◆ **Work item**
The answer must be a bare number: the count of lines below that contain "JSON".

* * * *

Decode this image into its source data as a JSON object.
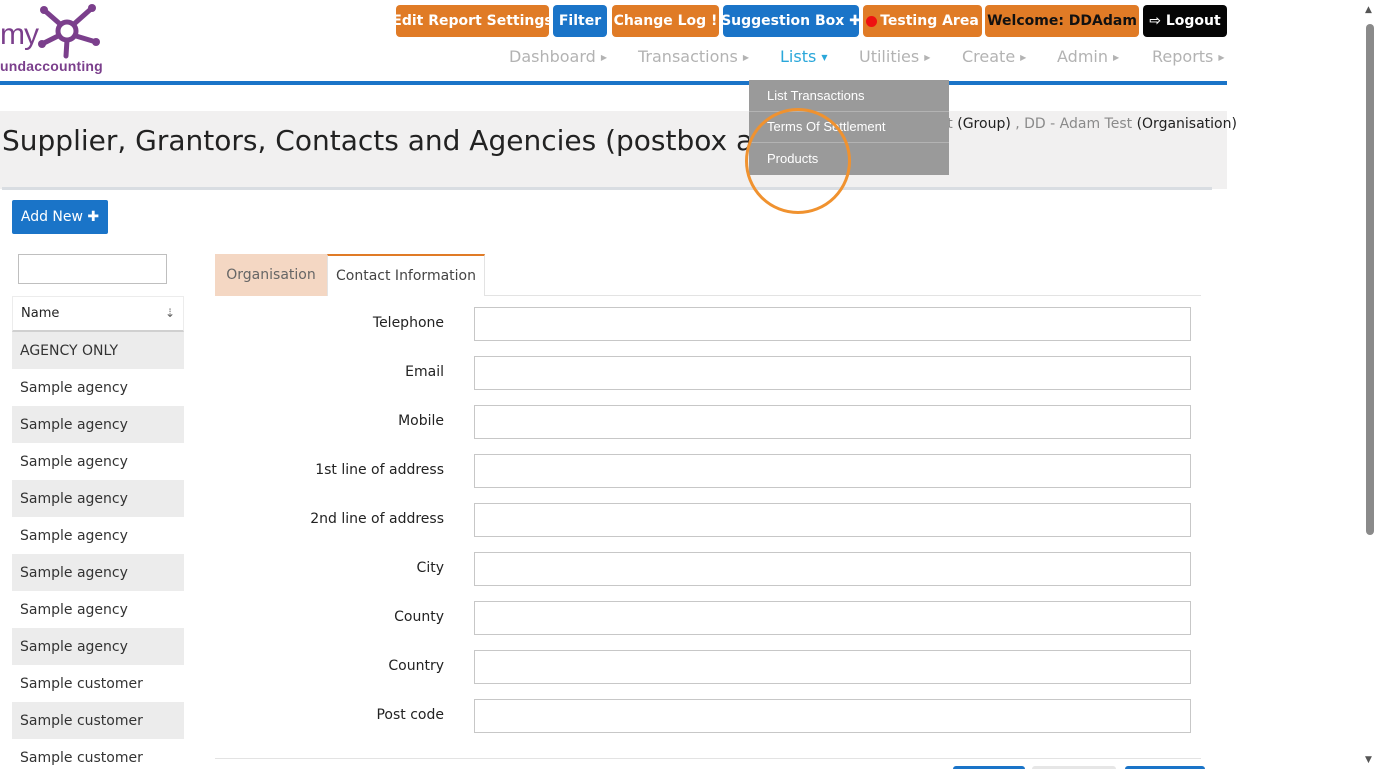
{
  "logo": {
    "text_top": "my",
    "text_bottom": "undaccounting"
  },
  "topbar": {
    "edit_report": "Edit Report Settings",
    "filter": "Filter",
    "change_log": "Change Log",
    "change_log_icon": "!",
    "suggestion_box": "Suggestion Box",
    "suggestion_icon": "✚",
    "testing_area": "Testing Area",
    "welcome": "Welcome:  DDAdam",
    "logout": "Logout",
    "logout_icon": "⇨"
  },
  "nav": {
    "dashboard": "Dashboard",
    "transactions": "Transactions",
    "lists": "Lists",
    "utilities": "Utilities",
    "create": "Create",
    "admin": "Admin",
    "reports": "Reports"
  },
  "lists_menu": {
    "items": [
      "List Transactions",
      "Terms Of Settlement",
      "Products"
    ]
  },
  "page": {
    "title": "Supplier, Grantors, Contacts and Agencies (postbox a/cs)",
    "breadcrumb": {
      "part1": "st",
      "part1_label": " (Group)",
      "sep": " , ",
      "part2": "DD - Adam Test",
      "part2_label": " (Organisation)"
    }
  },
  "add_new": {
    "label": "Add New",
    "icon": "✚"
  },
  "search": {
    "value": ""
  },
  "list": {
    "header": "Name",
    "sort_icon": "⇣",
    "rows": [
      "AGENCY ONLY",
      "Sample agency",
      "Sample agency",
      "Sample agency",
      "Sample agency",
      "Sample agency",
      "Sample agency",
      "Sample agency",
      "Sample agency",
      "Sample customer",
      "Sample customer",
      "Sample customer"
    ]
  },
  "tabs": {
    "organisation": "Organisation",
    "contact": "Contact Information"
  },
  "form": {
    "fields": [
      {
        "label": "Telephone",
        "value": ""
      },
      {
        "label": "Email",
        "value": ""
      },
      {
        "label": "Mobile",
        "value": ""
      },
      {
        "label": "1st line of address",
        "value": ""
      },
      {
        "label": "2nd line of address",
        "value": ""
      },
      {
        "label": "City",
        "value": ""
      },
      {
        "label": "County",
        "value": ""
      },
      {
        "label": "Country",
        "value": ""
      },
      {
        "label": "Post code",
        "value": ""
      }
    ]
  },
  "colors": {
    "orange": "#e07b26",
    "blue": "#1a74c8",
    "accent_link": "#2aa7da",
    "highlight": "#f0922f"
  }
}
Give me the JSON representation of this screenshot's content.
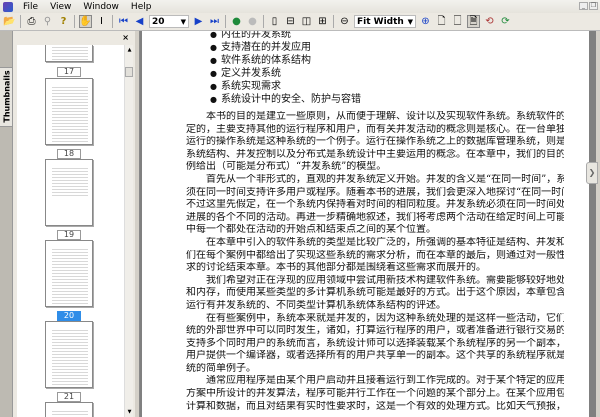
{
  "menu": {
    "items": [
      "File",
      "View",
      "Window",
      "Help"
    ]
  },
  "toolbar": {
    "page_number": "20",
    "zoom": "Fit Width"
  },
  "sidebar": {
    "tab_label": "Thumbnails",
    "close": "×",
    "thumbnails": [
      {
        "label": "17"
      },
      {
        "label": "18"
      },
      {
        "label": "19"
      },
      {
        "label": "20",
        "selected": true
      },
      {
        "label": "21"
      }
    ]
  },
  "document": {
    "bullets": [
      "内在的并发系统",
      "支持潜在的并发应用",
      "软件系统的体系结构",
      "定义并发系统",
      "系统实现需求",
      "系统设计中的安全、防护与容错"
    ],
    "lines": [
      {
        "t": "本书的目的是建立一些原则，从而便于理解、设计以及实现软件系统。系统软件的运行是不确",
        "ind": true
      },
      {
        "t": "定的，主要支持其他的运行程序和用户，而有关并发活动的概念则是核心。在一台单独的计算机上"
      },
      {
        "t": "运行的操作系统是这种系统的一个例子。运行在操作系统之上的数据库管理系统，则是另一种例子。"
      },
      {
        "t": "系统结构、并发控制以及分布式是系统设计中主要运用的概念。在本章中，我们的目的在于通过示"
      },
      {
        "t": "例给出（可能是分布式）“并发系统”的模型。",
        "end": true
      },
      {
        "t": "首先从一个非形式的，直观的并发系统定义开始。并发的含义是“在同一时间”，系统软件必",
        "ind": true
      },
      {
        "t": "须在同一时间支持许多用户或程序。随着本书的进展，我们会更深入地探讨“在同一时间”的含义。"
      },
      {
        "t": "不过这里先假定，在一个系统内保持着对时间的相同粒度。并发系统必须在同一时间处理正在取得"
      },
      {
        "t": "进展的各个不同的活动。再进一步精确地叙述，我们将考虑两个活动在给定时间上可能的并发，其"
      },
      {
        "t": "中每一个都处在活动的开始点和结束点之间的某个位置。",
        "end": true
      },
      {
        "t": "在本章中引入的软件系统的类型是比较广泛的，所强调的基本特征是结构、并发和分布式。我",
        "ind": true
      },
      {
        "t": "们在每个案例中都给出了实现这些系统的需求分析，而在本章的最后，则通过对一般性并发系统需"
      },
      {
        "t": "求的讨论结束本章。本书的其他部分都是围绕着这些需求而展开的。",
        "end": true
      },
      {
        "t": "我们希望对正在浮现的应用领域中尝试用新技术构建软件系统。需要能够较好地处理运算能力",
        "ind": true
      },
      {
        "t": "和内存，而使用某些类型的多计算机系统可能是最好的方式。出于这个原因，本章包含了一个对可"
      },
      {
        "t": "运行有并发系统的、不同类型计算机系统体系结构的评述。",
        "end": true
      },
      {
        "t": "在有些案例中，系统本来就是并发的，因为这种系统处理的是这样一些活动，它们在计算机系",
        "ind": true
      },
      {
        "t": "统的外部世界中可以同时发生，诸如，打算运行程序的用户，或者准备进行银行交易的客户。对于"
      },
      {
        "t": "支持多个同时用户的系统而言，系统设计师可以选择装载某个系统程序的另一个副本，诸如为每个"
      },
      {
        "t": "用户提供一个编译器，或者选择所有的用户共享单一的副本。这个共享的系统程序就是一个并发系"
      },
      {
        "t": "统的简单例子。",
        "end": true
      },
      {
        "t": "通常应用程序是由某个用户启动并且接着运行到工作完成的。对于某个特定的应用，通过解决",
        "ind": true
      },
      {
        "t": "方案中所设计的并发算法，程序可能并行工作在一个问题的某个部分上。在某个应用包含了大量的"
      },
      {
        "t": "计算和数据，而且对结果有实时性要求时，这是一个有效的处理方式。比如天气预报，这类例子都"
      }
    ]
  }
}
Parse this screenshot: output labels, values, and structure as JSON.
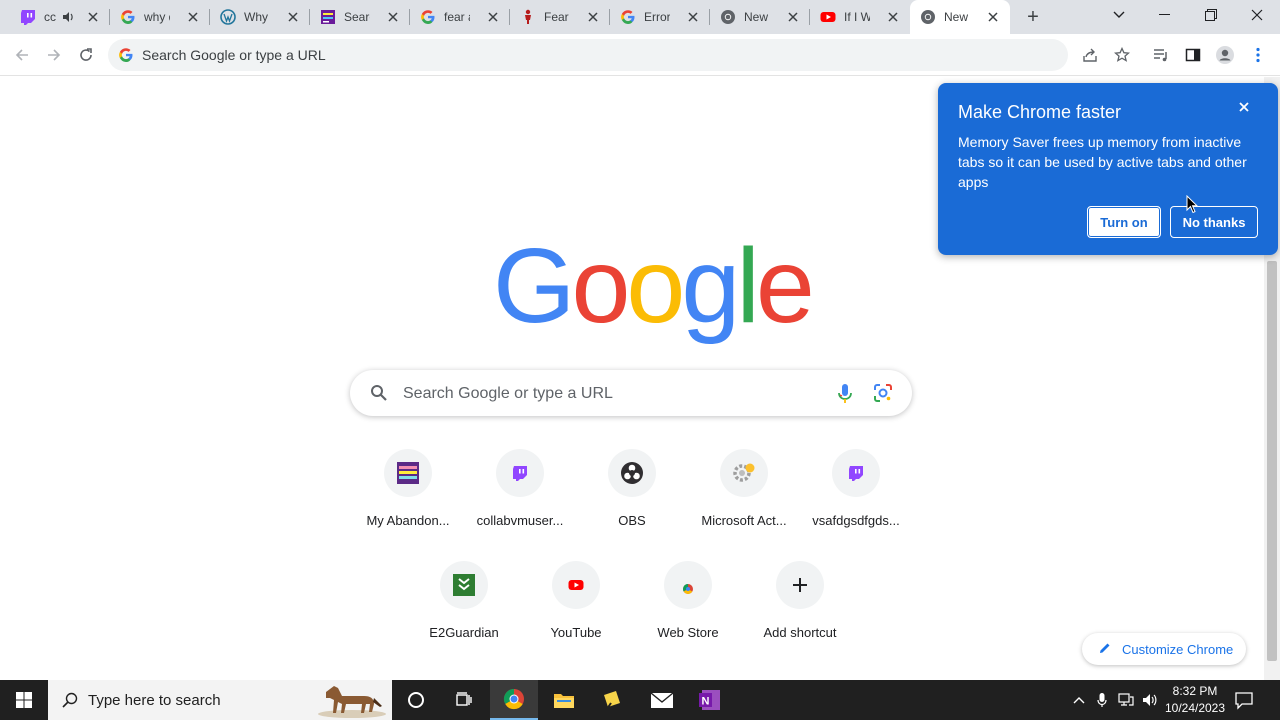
{
  "tabs": [
    {
      "title": "cc",
      "favicon": "twitch-icon",
      "muted_icon": true
    },
    {
      "title": "why d",
      "favicon": "google-icon"
    },
    {
      "title": "Why D",
      "favicon": "wordpress-icon"
    },
    {
      "title": "Searcl",
      "favicon": "site-icon"
    },
    {
      "title": "fear a",
      "favicon": "google-icon"
    },
    {
      "title": "Fear a",
      "favicon": "figure-icon"
    },
    {
      "title": "Error -",
      "favicon": "google-icon"
    },
    {
      "title": "New T",
      "favicon": "chrome-icon"
    },
    {
      "title": "If I We",
      "favicon": "youtube-icon"
    },
    {
      "title": "New T",
      "favicon": "chrome-icon",
      "active": true
    }
  ],
  "omnibox": {
    "placeholder": "Search Google or type a URL"
  },
  "logo": {
    "letters": [
      "G",
      "o",
      "o",
      "g",
      "l",
      "e"
    ],
    "colors": [
      "#4285f4",
      "#ea4335",
      "#fbbc05",
      "#4285f4",
      "#34a853",
      "#ea4335"
    ]
  },
  "search": {
    "placeholder": "Search Google or type a URL"
  },
  "shortcuts": [
    {
      "label": "My Abandon...",
      "icon": "abandonware-icon"
    },
    {
      "label": "collabvmuser...",
      "icon": "twitch-icon"
    },
    {
      "label": "OBS",
      "icon": "obs-icon"
    },
    {
      "label": "Microsoft Act...",
      "icon": "gear-icon"
    },
    {
      "label": "vsafdgsdfgds...",
      "icon": "twitch-icon"
    },
    {
      "label": "E2Guardian",
      "icon": "e2guardian-icon"
    },
    {
      "label": "YouTube",
      "icon": "youtube-icon"
    },
    {
      "label": "Web Store",
      "icon": "webstore-icon"
    },
    {
      "label": "Add shortcut",
      "icon": "plus-icon"
    }
  ],
  "customize": {
    "label": "Customize Chrome"
  },
  "popup": {
    "title": "Make Chrome faster",
    "body": "Memory Saver frees up memory from inactive tabs so it can be used by active tabs and other apps",
    "turn_on": "Turn on",
    "no_thanks": "No thanks"
  },
  "taskbar": {
    "search_placeholder": "Type here to search",
    "time": "8:32 PM",
    "date": "10/24/2023"
  },
  "colors": {
    "popup_bg": "#1a6bd6",
    "accent": "#1a73e8",
    "tabstrip": "#dee1e6"
  }
}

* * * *

◆ **Expected answer**
3